= ACTION ITEM =
Repeat all the lines below exactly, but omit the pictures.

-------- PROVIDED RECORDS --------

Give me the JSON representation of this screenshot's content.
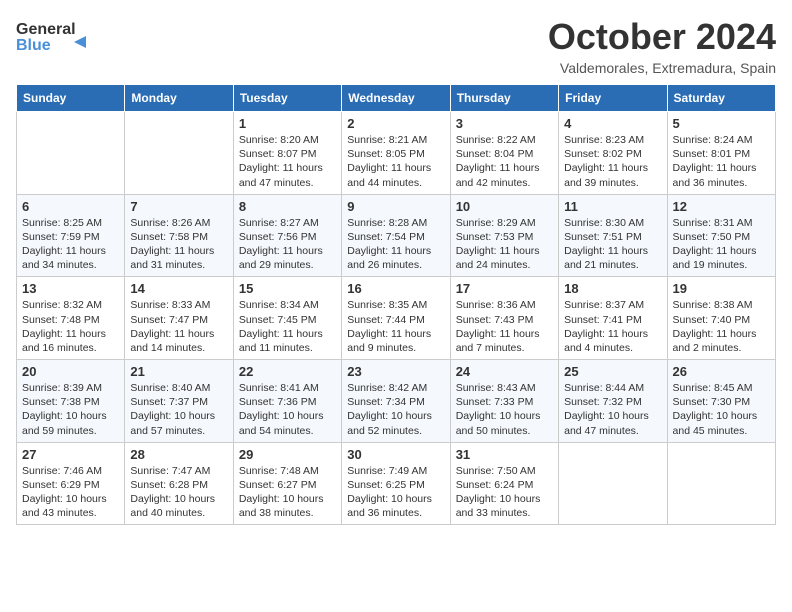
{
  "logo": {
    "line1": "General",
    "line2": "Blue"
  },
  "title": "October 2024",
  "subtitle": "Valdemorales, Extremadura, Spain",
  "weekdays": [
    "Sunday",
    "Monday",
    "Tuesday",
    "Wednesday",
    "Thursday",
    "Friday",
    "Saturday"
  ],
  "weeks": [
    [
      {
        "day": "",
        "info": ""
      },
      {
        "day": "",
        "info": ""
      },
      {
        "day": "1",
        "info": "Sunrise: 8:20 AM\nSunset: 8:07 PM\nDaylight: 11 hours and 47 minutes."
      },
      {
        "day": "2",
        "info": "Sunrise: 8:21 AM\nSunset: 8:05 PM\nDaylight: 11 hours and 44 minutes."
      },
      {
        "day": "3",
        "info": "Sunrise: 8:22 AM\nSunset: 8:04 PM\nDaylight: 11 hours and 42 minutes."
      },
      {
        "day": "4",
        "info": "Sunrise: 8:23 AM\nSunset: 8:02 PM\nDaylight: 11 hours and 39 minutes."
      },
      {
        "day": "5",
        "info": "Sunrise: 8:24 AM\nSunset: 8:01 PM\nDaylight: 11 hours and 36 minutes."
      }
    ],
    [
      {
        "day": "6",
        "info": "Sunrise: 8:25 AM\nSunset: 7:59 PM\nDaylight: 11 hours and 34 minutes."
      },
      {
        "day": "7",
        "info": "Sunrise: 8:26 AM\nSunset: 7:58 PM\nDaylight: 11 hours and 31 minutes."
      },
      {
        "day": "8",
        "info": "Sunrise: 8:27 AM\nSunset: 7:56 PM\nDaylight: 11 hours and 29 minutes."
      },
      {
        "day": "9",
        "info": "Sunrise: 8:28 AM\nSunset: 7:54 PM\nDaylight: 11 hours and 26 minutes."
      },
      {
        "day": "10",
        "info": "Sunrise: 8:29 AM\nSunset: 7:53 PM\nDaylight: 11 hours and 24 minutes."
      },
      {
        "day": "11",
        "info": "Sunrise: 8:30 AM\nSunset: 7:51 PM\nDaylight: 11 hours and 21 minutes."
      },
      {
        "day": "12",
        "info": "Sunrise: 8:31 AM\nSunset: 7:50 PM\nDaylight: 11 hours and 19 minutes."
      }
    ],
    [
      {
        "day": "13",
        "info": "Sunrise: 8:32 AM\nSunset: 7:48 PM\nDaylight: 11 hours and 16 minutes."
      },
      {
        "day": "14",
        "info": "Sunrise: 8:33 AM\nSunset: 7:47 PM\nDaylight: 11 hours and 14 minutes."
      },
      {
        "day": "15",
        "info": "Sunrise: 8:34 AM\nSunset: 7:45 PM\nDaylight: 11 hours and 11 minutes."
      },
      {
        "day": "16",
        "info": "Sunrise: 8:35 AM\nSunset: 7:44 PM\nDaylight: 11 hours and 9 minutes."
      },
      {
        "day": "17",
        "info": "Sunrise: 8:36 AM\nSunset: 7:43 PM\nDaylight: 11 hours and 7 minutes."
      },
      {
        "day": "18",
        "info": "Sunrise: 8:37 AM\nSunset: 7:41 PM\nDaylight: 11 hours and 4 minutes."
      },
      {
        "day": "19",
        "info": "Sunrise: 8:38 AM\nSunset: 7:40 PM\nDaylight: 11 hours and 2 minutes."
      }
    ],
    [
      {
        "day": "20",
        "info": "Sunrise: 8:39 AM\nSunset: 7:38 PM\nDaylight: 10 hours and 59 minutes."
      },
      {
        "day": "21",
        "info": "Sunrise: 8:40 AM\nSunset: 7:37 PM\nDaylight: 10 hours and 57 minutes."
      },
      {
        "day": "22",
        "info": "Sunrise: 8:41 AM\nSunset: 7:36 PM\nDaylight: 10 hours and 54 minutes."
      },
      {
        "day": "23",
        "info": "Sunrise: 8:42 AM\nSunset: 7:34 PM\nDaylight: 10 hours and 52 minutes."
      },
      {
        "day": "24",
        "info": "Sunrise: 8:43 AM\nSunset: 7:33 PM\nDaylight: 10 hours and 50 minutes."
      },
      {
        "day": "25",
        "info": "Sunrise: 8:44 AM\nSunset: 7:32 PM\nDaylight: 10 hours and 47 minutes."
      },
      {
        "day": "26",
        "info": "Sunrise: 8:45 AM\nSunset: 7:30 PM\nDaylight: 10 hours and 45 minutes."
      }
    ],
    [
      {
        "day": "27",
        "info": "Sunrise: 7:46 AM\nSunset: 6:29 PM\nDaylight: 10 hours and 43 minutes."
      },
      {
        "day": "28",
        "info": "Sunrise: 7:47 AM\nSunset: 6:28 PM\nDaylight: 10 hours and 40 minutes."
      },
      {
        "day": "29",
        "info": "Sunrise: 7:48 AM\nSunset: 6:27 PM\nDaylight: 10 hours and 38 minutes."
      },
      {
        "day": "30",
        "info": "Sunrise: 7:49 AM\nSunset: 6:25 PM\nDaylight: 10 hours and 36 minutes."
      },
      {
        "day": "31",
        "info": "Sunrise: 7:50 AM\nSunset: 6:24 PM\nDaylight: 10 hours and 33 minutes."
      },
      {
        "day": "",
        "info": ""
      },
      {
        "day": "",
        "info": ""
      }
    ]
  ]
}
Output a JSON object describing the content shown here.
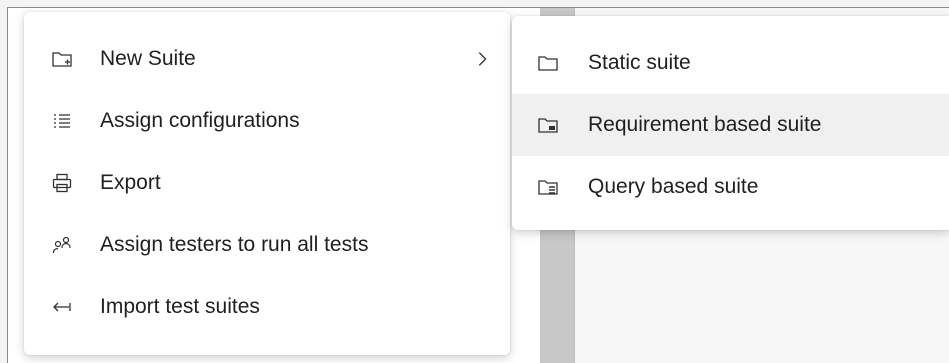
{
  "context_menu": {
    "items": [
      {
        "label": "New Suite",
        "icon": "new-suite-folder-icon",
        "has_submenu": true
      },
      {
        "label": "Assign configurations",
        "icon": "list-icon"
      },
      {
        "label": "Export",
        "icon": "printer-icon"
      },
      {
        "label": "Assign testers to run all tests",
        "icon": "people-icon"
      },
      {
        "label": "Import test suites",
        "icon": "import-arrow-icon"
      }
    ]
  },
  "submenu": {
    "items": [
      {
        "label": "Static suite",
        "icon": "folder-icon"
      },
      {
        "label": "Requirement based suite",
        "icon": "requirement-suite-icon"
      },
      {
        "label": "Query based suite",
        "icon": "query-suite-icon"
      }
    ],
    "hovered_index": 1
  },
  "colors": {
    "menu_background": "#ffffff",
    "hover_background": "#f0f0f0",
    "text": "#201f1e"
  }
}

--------

= ANSWER SECTION =
Give me the JSON representation of this screenshot's content.
{
  "logo": {
    "line1": "General",
    "line2": "Blue"
  },
  "title": "October 2024",
  "subtitle": "Valdemorales, Extremadura, Spain",
  "weekdays": [
    "Sunday",
    "Monday",
    "Tuesday",
    "Wednesday",
    "Thursday",
    "Friday",
    "Saturday"
  ],
  "weeks": [
    [
      {
        "day": "",
        "info": ""
      },
      {
        "day": "",
        "info": ""
      },
      {
        "day": "1",
        "info": "Sunrise: 8:20 AM\nSunset: 8:07 PM\nDaylight: 11 hours and 47 minutes."
      },
      {
        "day": "2",
        "info": "Sunrise: 8:21 AM\nSunset: 8:05 PM\nDaylight: 11 hours and 44 minutes."
      },
      {
        "day": "3",
        "info": "Sunrise: 8:22 AM\nSunset: 8:04 PM\nDaylight: 11 hours and 42 minutes."
      },
      {
        "day": "4",
        "info": "Sunrise: 8:23 AM\nSunset: 8:02 PM\nDaylight: 11 hours and 39 minutes."
      },
      {
        "day": "5",
        "info": "Sunrise: 8:24 AM\nSunset: 8:01 PM\nDaylight: 11 hours and 36 minutes."
      }
    ],
    [
      {
        "day": "6",
        "info": "Sunrise: 8:25 AM\nSunset: 7:59 PM\nDaylight: 11 hours and 34 minutes."
      },
      {
        "day": "7",
        "info": "Sunrise: 8:26 AM\nSunset: 7:58 PM\nDaylight: 11 hours and 31 minutes."
      },
      {
        "day": "8",
        "info": "Sunrise: 8:27 AM\nSunset: 7:56 PM\nDaylight: 11 hours and 29 minutes."
      },
      {
        "day": "9",
        "info": "Sunrise: 8:28 AM\nSunset: 7:54 PM\nDaylight: 11 hours and 26 minutes."
      },
      {
        "day": "10",
        "info": "Sunrise: 8:29 AM\nSunset: 7:53 PM\nDaylight: 11 hours and 24 minutes."
      },
      {
        "day": "11",
        "info": "Sunrise: 8:30 AM\nSunset: 7:51 PM\nDaylight: 11 hours and 21 minutes."
      },
      {
        "day": "12",
        "info": "Sunrise: 8:31 AM\nSunset: 7:50 PM\nDaylight: 11 hours and 19 minutes."
      }
    ],
    [
      {
        "day": "13",
        "info": "Sunrise: 8:32 AM\nSunset: 7:48 PM\nDaylight: 11 hours and 16 minutes."
      },
      {
        "day": "14",
        "info": "Sunrise: 8:33 AM\nSunset: 7:47 PM\nDaylight: 11 hours and 14 minutes."
      },
      {
        "day": "15",
        "info": "Sunrise: 8:34 AM\nSunset: 7:45 PM\nDaylight: 11 hours and 11 minutes."
      },
      {
        "day": "16",
        "info": "Sunrise: 8:35 AM\nSunset: 7:44 PM\nDaylight: 11 hours and 9 minutes."
      },
      {
        "day": "17",
        "info": "Sunrise: 8:36 AM\nSunset: 7:43 PM\nDaylight: 11 hours and 7 minutes."
      },
      {
        "day": "18",
        "info": "Sunrise: 8:37 AM\nSunset: 7:41 PM\nDaylight: 11 hours and 4 minutes."
      },
      {
        "day": "19",
        "info": "Sunrise: 8:38 AM\nSunset: 7:40 PM\nDaylight: 11 hours and 2 minutes."
      }
    ],
    [
      {
        "day": "20",
        "info": "Sunrise: 8:39 AM\nSunset: 7:38 PM\nDaylight: 10 hours and 59 minutes."
      },
      {
        "day": "21",
        "info": "Sunrise: 8:40 AM\nSunset: 7:37 PM\nDaylight: 10 hours and 57 minutes."
      },
      {
        "day": "22",
        "info": "Sunrise: 8:41 AM\nSunset: 7:36 PM\nDaylight: 10 hours and 54 minutes."
      },
      {
        "day": "23",
        "info": "Sunrise: 8:42 AM\nSunset: 7:34 PM\nDaylight: 10 hours and 52 minutes."
      },
      {
        "day": "24",
        "info": "Sunrise: 8:43 AM\nSunset: 7:33 PM\nDaylight: 10 hours and 50 minutes."
      },
      {
        "day": "25",
        "info": "Sunrise: 8:44 AM\nSunset: 7:32 PM\nDaylight: 10 hours and 47 minutes."
      },
      {
        "day": "26",
        "info": "Sunrise: 8:45 AM\nSunset: 7:30 PM\nDaylight: 10 hours and 45 minutes."
      }
    ],
    [
      {
        "day": "27",
        "info": "Sunrise: 7:46 AM\nSunset: 6:29 PM\nDaylight: 10 hours and 43 minutes."
      },
      {
        "day": "28",
        "info": "Sunrise: 7:47 AM\nSunset: 6:28 PM\nDaylight: 10 hours and 40 minutes."
      },
      {
        "day": "29",
        "info": "Sunrise: 7:48 AM\nSunset: 6:27 PM\nDaylight: 10 hours and 38 minutes."
      },
      {
        "day": "30",
        "info": "Sunrise: 7:49 AM\nSunset: 6:25 PM\nDaylight: 10 hours and 36 minutes."
      },
      {
        "day": "31",
        "info": "Sunrise: 7:50 AM\nSunset: 6:24 PM\nDaylight: 10 hours and 33 minutes."
      },
      {
        "day": "",
        "info": ""
      },
      {
        "day": "",
        "info": ""
      }
    ]
  ]
}
Output a JSON object describing the content shown here.
{
  "context_menu": {
    "items": [
      {
        "label": "New Suite",
        "icon": "new-suite-folder-icon",
        "has_submenu": true
      },
      {
        "label": "Assign configurations",
        "icon": "list-icon"
      },
      {
        "label": "Export",
        "icon": "printer-icon"
      },
      {
        "label": "Assign testers to run all tests",
        "icon": "people-icon"
      },
      {
        "label": "Import test suites",
        "icon": "import-arrow-icon"
      }
    ]
  },
  "submenu": {
    "items": [
      {
        "label": "Static suite",
        "icon": "folder-icon"
      },
      {
        "label": "Requirement based suite",
        "icon": "requirement-suite-icon"
      },
      {
        "label": "Query based suite",
        "icon": "query-suite-icon"
      }
    ],
    "hovered_index": 1
  },
  "colors": {
    "menu_background": "#ffffff",
    "hover_background": "#f0f0f0",
    "text": "#201f1e"
  }
}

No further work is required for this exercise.